If a line of the records holds the word "Name", copy it out.

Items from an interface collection
■ ■ ■ ■
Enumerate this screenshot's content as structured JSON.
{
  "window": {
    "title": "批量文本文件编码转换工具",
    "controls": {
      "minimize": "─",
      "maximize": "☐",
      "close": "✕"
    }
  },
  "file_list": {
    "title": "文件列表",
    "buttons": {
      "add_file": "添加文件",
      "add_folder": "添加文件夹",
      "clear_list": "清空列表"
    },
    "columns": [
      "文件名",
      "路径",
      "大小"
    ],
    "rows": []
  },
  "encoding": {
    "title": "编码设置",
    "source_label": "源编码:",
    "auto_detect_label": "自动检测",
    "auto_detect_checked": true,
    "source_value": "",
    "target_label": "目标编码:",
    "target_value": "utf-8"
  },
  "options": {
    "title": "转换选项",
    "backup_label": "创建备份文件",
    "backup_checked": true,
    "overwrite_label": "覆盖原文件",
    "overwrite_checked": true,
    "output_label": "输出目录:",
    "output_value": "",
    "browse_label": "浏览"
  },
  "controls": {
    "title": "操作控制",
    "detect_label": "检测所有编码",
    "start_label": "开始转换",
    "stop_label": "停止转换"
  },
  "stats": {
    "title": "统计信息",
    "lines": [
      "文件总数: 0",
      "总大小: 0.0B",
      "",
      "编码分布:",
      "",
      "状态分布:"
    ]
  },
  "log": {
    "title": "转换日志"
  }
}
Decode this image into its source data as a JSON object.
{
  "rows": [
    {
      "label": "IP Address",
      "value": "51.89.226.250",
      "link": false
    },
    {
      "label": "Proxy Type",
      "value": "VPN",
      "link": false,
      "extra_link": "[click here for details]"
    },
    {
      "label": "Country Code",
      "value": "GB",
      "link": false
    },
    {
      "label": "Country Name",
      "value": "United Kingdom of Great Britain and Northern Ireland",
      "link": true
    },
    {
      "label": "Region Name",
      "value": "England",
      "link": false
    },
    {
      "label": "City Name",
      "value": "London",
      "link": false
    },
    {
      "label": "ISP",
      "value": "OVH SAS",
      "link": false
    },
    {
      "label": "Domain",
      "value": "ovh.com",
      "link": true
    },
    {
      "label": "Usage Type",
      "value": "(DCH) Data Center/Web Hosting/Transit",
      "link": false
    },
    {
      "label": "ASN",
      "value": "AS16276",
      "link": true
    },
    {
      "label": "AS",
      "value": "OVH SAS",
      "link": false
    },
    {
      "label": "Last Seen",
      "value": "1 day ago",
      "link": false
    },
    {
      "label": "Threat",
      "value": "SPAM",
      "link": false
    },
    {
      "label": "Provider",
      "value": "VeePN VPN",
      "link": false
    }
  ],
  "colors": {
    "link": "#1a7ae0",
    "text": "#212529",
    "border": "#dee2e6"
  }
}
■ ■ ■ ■
*Result for this task*
      "label": "Country Name",
      "label": "Region Name",
      "label": "City Name",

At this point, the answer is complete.